:: Task ::
Find how many lines in the material below contain the word "Settings" and give only that number.

:: The records ::
((
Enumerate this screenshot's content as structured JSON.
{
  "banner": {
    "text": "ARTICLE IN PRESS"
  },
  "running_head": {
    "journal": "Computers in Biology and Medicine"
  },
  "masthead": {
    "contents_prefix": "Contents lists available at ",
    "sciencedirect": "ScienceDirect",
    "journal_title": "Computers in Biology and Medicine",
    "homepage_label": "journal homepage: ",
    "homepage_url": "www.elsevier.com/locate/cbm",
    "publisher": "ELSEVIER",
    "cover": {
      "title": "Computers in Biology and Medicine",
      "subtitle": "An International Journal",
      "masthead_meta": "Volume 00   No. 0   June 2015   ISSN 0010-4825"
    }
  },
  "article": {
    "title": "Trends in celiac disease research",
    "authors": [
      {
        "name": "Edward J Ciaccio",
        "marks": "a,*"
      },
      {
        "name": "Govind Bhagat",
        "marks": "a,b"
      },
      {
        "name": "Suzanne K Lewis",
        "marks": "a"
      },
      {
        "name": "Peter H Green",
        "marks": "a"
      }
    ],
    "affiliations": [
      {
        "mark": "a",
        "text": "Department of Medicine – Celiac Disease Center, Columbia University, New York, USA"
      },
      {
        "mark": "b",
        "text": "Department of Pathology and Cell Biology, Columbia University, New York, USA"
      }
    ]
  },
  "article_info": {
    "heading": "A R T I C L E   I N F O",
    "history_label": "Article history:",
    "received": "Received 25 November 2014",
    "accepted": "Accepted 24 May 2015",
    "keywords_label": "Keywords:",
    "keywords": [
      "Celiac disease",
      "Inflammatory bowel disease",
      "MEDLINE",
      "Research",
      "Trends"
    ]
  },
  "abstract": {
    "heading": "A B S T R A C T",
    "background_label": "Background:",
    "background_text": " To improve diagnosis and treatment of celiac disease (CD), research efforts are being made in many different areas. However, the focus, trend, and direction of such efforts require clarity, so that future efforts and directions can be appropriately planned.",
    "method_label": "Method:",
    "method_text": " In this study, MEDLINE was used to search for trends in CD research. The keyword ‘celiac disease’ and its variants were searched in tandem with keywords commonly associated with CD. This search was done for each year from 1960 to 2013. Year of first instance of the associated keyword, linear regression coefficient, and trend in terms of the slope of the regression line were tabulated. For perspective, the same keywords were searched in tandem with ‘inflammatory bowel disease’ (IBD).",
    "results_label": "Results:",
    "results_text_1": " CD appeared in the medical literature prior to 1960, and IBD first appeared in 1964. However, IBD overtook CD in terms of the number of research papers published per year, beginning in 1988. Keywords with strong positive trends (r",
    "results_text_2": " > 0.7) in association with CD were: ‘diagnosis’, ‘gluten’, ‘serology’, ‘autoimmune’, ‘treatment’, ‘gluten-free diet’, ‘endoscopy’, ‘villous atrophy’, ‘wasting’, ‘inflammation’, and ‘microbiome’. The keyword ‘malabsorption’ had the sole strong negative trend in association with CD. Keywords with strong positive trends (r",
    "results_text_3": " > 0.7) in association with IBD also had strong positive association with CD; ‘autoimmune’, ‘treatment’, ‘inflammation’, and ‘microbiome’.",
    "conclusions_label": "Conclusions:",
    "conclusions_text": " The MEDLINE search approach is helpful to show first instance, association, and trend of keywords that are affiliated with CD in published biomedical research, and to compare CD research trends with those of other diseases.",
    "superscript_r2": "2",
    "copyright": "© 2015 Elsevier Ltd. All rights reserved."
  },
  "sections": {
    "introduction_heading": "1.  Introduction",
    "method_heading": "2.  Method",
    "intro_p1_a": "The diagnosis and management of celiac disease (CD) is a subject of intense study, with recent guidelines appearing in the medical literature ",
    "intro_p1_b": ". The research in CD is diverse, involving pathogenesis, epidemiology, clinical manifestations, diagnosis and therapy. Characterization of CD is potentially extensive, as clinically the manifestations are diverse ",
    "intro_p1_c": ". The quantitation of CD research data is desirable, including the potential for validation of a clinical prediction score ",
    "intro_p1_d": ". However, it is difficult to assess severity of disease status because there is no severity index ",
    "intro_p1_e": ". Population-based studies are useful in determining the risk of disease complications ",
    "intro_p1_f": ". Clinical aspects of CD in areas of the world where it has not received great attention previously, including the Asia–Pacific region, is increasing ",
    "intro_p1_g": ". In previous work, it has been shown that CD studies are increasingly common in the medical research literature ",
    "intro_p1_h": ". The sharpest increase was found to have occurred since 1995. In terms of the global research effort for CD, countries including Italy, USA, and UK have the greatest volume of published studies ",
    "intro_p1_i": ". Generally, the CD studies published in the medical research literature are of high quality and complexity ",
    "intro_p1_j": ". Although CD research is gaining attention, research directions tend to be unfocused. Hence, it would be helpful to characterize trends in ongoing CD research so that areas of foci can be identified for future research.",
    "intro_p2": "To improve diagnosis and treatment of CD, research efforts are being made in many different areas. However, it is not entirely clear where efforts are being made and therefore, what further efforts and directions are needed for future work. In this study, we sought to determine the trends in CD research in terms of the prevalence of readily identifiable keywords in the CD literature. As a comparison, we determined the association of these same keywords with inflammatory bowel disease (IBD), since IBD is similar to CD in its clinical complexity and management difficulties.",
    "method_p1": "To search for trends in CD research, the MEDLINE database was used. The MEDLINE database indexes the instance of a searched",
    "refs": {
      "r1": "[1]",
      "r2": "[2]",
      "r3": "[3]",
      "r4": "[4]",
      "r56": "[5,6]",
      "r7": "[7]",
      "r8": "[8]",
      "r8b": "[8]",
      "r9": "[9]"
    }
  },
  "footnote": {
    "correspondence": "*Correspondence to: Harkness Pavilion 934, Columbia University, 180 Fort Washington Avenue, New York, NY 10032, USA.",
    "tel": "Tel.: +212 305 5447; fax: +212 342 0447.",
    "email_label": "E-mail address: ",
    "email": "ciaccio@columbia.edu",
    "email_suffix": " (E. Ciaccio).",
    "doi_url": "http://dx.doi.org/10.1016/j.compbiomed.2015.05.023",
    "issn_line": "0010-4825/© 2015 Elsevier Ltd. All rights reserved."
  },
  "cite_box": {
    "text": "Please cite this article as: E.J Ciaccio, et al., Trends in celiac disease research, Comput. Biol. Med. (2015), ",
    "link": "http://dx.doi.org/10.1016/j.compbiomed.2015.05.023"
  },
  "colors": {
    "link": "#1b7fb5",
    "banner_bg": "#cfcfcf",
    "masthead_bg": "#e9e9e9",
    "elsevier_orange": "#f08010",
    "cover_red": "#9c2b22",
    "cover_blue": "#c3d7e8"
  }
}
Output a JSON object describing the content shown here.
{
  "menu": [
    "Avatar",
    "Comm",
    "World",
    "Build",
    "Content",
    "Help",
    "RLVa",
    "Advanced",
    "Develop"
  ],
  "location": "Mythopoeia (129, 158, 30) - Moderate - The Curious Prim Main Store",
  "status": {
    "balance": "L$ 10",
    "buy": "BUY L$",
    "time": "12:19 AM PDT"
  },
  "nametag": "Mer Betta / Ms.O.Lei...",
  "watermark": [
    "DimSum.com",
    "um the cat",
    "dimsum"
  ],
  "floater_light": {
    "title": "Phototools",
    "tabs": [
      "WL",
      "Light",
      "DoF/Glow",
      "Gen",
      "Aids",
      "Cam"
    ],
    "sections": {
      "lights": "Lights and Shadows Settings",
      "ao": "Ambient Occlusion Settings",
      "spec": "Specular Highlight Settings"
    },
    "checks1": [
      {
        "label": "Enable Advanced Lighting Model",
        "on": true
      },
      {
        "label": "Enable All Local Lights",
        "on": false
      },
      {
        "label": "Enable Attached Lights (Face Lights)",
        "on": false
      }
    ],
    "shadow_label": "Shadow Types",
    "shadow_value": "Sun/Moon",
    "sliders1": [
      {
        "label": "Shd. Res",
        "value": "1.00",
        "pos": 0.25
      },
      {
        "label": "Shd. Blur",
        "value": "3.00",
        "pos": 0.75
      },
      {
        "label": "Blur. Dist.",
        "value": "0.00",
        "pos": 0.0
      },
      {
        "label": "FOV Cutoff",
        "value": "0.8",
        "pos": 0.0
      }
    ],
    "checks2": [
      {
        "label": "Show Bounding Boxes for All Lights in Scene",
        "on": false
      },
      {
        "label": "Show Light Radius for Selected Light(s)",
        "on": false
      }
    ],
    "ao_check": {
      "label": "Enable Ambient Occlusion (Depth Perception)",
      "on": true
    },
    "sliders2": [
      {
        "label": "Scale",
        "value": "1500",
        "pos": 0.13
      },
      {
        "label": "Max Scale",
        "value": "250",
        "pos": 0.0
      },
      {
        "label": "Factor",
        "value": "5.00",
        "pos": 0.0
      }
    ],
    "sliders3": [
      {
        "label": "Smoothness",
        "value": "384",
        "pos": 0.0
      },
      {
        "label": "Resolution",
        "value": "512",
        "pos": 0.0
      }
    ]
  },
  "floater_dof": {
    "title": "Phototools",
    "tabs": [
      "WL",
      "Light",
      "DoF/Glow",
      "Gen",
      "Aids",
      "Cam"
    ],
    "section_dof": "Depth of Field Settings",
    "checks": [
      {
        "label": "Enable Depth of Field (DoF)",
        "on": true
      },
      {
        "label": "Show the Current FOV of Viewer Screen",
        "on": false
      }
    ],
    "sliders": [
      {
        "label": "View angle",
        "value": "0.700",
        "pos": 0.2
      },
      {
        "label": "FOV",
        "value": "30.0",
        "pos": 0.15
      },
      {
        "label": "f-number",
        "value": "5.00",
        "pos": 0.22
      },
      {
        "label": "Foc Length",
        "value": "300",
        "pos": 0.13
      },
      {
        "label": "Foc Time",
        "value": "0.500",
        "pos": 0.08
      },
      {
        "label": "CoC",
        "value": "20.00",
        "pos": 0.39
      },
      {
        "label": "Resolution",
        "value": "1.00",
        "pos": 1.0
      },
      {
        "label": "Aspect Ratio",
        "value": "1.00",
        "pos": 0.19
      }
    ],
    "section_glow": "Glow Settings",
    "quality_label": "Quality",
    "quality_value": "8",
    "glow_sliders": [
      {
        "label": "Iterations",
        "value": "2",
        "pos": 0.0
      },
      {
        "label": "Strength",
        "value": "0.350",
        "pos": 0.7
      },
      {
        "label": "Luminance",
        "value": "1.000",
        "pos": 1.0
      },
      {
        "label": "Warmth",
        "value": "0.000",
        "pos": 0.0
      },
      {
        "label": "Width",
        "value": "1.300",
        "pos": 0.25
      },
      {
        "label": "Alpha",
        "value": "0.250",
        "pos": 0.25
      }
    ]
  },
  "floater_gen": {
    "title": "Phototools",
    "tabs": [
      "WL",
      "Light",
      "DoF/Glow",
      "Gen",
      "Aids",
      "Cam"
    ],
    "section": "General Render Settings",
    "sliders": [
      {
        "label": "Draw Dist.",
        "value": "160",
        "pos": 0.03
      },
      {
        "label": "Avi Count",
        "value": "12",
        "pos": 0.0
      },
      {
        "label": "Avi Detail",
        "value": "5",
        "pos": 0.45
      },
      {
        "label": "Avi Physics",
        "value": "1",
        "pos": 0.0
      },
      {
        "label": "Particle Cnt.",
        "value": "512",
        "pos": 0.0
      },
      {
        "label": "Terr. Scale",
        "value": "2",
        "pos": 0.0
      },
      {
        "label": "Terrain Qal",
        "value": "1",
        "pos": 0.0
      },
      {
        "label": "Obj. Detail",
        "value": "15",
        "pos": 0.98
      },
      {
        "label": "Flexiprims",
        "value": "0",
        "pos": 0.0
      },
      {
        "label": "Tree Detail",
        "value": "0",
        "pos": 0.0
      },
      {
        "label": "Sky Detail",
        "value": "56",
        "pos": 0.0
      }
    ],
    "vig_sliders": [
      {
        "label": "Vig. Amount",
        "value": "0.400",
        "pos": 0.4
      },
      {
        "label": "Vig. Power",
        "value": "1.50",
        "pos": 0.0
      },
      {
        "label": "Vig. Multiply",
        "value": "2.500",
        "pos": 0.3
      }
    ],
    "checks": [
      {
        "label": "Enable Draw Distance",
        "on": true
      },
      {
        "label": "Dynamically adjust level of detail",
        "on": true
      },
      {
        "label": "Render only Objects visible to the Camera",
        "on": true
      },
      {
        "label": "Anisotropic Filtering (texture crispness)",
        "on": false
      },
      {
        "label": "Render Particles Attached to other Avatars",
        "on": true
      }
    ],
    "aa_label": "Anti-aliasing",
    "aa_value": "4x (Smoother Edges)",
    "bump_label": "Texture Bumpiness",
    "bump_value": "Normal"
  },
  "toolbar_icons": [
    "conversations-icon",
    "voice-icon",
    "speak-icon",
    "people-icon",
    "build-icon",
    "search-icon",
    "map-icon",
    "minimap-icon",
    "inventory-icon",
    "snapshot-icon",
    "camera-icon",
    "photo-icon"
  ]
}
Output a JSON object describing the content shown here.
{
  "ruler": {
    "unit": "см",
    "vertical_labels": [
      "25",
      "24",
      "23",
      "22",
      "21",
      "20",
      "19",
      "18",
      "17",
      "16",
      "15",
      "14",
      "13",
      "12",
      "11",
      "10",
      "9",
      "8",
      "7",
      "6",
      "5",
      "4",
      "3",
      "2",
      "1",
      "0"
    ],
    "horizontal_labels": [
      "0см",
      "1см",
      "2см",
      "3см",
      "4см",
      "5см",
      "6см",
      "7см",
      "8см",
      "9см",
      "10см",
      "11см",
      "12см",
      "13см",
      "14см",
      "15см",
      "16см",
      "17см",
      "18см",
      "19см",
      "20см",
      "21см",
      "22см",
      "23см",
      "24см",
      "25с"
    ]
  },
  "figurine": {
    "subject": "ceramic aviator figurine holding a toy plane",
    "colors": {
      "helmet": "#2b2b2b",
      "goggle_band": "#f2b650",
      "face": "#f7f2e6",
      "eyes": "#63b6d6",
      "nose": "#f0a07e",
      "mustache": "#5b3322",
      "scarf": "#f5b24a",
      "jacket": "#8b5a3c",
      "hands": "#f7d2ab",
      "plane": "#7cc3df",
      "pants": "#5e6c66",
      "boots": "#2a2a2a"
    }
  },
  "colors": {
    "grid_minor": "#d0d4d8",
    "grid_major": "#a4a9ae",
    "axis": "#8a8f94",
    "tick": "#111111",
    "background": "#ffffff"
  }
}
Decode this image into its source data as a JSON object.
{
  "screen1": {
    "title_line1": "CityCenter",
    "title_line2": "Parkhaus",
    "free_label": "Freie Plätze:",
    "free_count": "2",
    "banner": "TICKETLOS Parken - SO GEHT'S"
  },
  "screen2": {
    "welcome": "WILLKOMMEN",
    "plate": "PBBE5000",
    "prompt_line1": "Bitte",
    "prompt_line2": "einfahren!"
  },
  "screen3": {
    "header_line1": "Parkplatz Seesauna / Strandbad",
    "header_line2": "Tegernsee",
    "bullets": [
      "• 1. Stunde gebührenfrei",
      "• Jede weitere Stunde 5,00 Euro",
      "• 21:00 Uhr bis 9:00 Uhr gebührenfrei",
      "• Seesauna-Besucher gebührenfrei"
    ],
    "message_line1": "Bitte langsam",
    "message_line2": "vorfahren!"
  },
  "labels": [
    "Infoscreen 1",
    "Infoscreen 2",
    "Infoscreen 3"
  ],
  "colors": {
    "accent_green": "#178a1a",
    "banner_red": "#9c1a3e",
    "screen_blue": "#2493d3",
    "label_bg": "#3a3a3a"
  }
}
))
:: Solution to the exercise ::
6